==== DATA ====

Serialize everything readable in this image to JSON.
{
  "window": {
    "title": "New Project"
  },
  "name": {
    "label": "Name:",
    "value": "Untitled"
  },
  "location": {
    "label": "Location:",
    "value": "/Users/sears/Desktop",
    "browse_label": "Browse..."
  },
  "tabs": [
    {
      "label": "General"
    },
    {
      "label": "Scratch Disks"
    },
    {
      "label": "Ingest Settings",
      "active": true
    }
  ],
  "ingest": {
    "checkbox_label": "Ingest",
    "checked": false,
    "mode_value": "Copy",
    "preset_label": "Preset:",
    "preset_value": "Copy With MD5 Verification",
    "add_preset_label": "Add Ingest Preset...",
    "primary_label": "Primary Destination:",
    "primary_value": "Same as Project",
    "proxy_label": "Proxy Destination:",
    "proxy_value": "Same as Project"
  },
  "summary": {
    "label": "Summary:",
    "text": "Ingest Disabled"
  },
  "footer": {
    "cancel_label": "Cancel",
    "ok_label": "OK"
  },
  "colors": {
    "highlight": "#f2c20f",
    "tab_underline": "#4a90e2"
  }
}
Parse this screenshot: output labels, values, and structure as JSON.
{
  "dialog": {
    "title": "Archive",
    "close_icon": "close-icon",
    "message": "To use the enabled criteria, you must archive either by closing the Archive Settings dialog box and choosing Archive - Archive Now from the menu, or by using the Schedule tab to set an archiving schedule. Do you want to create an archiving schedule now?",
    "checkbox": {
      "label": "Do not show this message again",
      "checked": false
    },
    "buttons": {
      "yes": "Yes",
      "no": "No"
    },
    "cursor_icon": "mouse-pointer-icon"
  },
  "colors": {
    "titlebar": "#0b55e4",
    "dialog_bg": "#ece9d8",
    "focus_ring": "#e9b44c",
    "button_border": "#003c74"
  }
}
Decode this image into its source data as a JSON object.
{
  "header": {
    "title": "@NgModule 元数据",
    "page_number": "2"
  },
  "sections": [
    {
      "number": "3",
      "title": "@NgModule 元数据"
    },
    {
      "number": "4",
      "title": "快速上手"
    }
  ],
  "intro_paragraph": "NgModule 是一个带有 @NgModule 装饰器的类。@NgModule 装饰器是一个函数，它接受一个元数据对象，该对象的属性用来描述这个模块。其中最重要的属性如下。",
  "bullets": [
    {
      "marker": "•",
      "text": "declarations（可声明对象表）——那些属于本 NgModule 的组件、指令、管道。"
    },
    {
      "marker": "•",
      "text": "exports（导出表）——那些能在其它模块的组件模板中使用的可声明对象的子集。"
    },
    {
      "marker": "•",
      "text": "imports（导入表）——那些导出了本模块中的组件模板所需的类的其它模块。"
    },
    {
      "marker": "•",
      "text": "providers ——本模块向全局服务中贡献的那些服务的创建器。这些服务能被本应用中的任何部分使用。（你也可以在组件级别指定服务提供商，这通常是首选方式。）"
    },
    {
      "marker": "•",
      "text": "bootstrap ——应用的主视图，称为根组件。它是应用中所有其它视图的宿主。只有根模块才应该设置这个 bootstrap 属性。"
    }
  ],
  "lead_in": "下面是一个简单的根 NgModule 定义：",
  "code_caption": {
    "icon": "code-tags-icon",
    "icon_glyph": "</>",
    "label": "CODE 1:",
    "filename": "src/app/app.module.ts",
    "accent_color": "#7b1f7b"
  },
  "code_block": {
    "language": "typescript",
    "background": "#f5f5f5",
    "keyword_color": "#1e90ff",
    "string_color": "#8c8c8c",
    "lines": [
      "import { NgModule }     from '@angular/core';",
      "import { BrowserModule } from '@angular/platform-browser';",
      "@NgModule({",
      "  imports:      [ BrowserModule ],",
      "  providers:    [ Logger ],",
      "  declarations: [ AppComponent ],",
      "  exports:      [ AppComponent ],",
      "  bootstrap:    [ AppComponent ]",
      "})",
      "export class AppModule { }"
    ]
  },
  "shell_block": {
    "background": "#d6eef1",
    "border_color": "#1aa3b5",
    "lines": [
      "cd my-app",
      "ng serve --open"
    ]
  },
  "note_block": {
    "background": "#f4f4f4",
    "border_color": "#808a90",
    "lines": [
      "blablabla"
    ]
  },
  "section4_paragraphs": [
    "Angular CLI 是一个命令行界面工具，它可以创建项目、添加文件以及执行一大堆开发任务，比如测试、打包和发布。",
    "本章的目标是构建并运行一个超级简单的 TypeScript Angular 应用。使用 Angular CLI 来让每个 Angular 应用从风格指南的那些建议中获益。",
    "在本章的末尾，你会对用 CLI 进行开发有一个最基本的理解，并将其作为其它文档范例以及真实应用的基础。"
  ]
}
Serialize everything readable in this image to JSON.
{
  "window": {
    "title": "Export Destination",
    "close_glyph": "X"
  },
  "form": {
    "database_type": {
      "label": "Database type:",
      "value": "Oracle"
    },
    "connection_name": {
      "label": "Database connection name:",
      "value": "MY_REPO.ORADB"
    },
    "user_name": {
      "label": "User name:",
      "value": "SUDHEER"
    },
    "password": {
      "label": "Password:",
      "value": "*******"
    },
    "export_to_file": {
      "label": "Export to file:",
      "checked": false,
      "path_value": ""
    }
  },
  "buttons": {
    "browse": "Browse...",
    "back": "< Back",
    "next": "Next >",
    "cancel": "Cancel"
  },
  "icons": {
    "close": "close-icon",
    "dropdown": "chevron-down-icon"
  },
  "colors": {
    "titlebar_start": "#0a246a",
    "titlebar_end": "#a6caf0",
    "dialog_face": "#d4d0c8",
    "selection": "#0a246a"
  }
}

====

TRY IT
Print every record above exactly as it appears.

RESULT FOR THIS TASK
Serialize everything readable in this image to JSON.
{
  "window": {
    "title": "New Project"
  },
  "name": {
    "label": "Name:",
    "value": "Untitled"
  },
  "location": {
    "label": "Location:",
    "value": "/Users/sears/Desktop",
    "browse_label": "Browse..."
  },
  "tabs": [
    {
      "label": "General"
    },
    {
      "label": "Scratch Disks"
    },
    {
      "label": "Ingest Settings",
      "active": true
    }
  ],
  "ingest": {
    "checkbox_label": "Ingest",
    "checked": false,
    "mode_value": "Copy",
    "preset_label": "Preset:",
    "preset_value": "Copy With MD5 Verification",
    "add_preset_label": "Add Ingest Preset...",
    "primary_label": "Primary Destination:",
    "primary_value": "Same as Project",
    "proxy_label": "Proxy Destination:",
    "proxy_value": "Same as Project"
  },
  "summary": {
    "label": "Summary:",
    "text": "Ingest Disabled"
  },
  "footer": {
    "cancel_label": "Cancel",
    "ok_label": "OK"
  },
  "colors": {
    "highlight": "#f2c20f",
    "tab_underline": "#4a90e2"
  }
}
Parse this screenshot: output labels, values, and structure as JSON.
{
  "dialog": {
    "title": "Archive",
    "close_icon": "close-icon",
    "message": "To use the enabled criteria, you must archive either by closing the Archive Settings dialog box and choosing Archive - Archive Now from the menu, or by using the Schedule tab to set an archiving schedule. Do you want to create an archiving schedule now?",
    "checkbox": {
      "label": "Do not show this message again",
      "checked": false
    },
    "buttons": {
      "yes": "Yes",
      "no": "No"
    },
    "cursor_icon": "mouse-pointer-icon"
  },
  "colors": {
    "titlebar": "#0b55e4",
    "dialog_bg": "#ece9d8",
    "focus_ring": "#e9b44c",
    "button_border": "#003c74"
  }
}
Decode this image into its source data as a JSON object.
{
  "header": {
    "title": "@NgModule 元数据",
    "page_number": "2"
  },
  "sections": [
    {
      "number": "3",
      "title": "@NgModule 元数据"
    },
    {
      "number": "4",
      "title": "快速上手"
    }
  ],
  "intro_paragraph": "NgModule 是一个带有 @NgModule 装饰器的类。@NgModule 装饰器是一个函数，它接受一个元数据对象，该对象的属性用来描述这个模块。其中最重要的属性如下。",
  "bullets": [
    {
      "marker": "•",
      "text": "declarations（可声明对象表）——那些属于本 NgModule 的组件、指令、管道。"
    },
    {
      "marker": "•",
      "text": "exports（导出表）——那些能在其它模块的组件模板中使用的可声明对象的子集。"
    },
    {
      "marker": "•",
      "text": "imports（导入表）——那些导出了本模块中的组件模板所需的类的其它模块。"
    },
    {
      "marker": "•",
      "text": "providers ——本模块向全局服务中贡献的那些服务的创建器。这些服务能被本应用中的任何部分使用。（你也可以在组件级别指定服务提供商，这通常是首选方式。）"
    },
    {
      "marker": "•",
      "text": "bootstrap ——应用的主视图，称为根组件。它是应用中所有其它视图的宿主。只有根模块才应该设置这个 bootstrap 属性。"
    }
  ],
  "lead_in": "下面是一个简单的根 NgModule 定义：",
  "code_caption": {
    "icon": "code-tags-icon",
    "icon_glyph": "</>",
    "label": "CODE 1:",
    "filename": "src/app/app.module.ts",
    "accent_color": "#7b1f7b"
  },
  "code_block": {
    "language": "typescript",
    "background": "#f5f5f5",
    "keyword_color": "#1e90ff",
    "string_color": "#8c8c8c",
    "lines": [
      "import { NgModule }     from '@angular/core';",
      "import { BrowserModule } from '@angular/platform-browser';",
      "@NgModule({",
      "  imports:      [ BrowserModule ],",
      "  providers:    [ Logger ],",
      "  declarations: [ AppComponent ],",
      "  exports:      [ AppComponent ],",
      "  bootstrap:    [ AppComponent ]",
      "})",
      "export class AppModule { }"
    ]
  },
  "shell_block": {
    "background": "#d6eef1",
    "border_color": "#1aa3b5",
    "lines": [
      "cd my-app",
      "ng serve --open"
    ]
  },
  "note_block": {
    "background": "#f4f4f4",
    "border_color": "#808a90",
    "lines": [
      "blablabla"
    ]
  },
  "section4_paragraphs": [
    "Angular CLI 是一个命令行界面工具，它可以创建项目、添加文件以及执行一大堆开发任务，比如测试、打包和发布。",
    "本章的目标是构建并运行一个超级简单的 TypeScript Angular 应用。使用 Angular CLI 来让每个 Angular 应用从风格指南的那些建议中获益。",
    "在本章的末尾，你会对用 CLI 进行开发有一个最基本的理解，并将其作为其它文档范例以及真实应用的基础。"
  ]
}
Serialize everything readable in this image to JSON.
{
  "window": {
    "title": "Export Destination",
    "close_glyph": "X"
  },
  "form": {
    "database_type": {
      "label": "Database type:",
      "value": "Oracle"
    },
    "connection_name": {
      "label": "Database connection name:",
      "value": "MY_REPO.ORADB"
    },
    "user_name": {
      "label": "User name:",
      "value": "SUDHEER"
    },
    "password": {
      "label": "Password:",
      "value": "*******"
    },
    "export_to_file": {
      "label": "Export to file:",
      "checked": false,
      "path_value": ""
    }
  },
  "buttons": {
    "browse": "Browse...",
    "back": "< Back",
    "next": "Next >",
    "cancel": "Cancel"
  },
  "icons": {
    "close": "close-icon",
    "dropdown": "chevron-down-icon"
  },
  "colors": {
    "titlebar_start": "#0a246a",
    "titlebar_end": "#a6caf0",
    "dialog_face": "#d4d0c8",
    "selection": "#0a246a"
  }
}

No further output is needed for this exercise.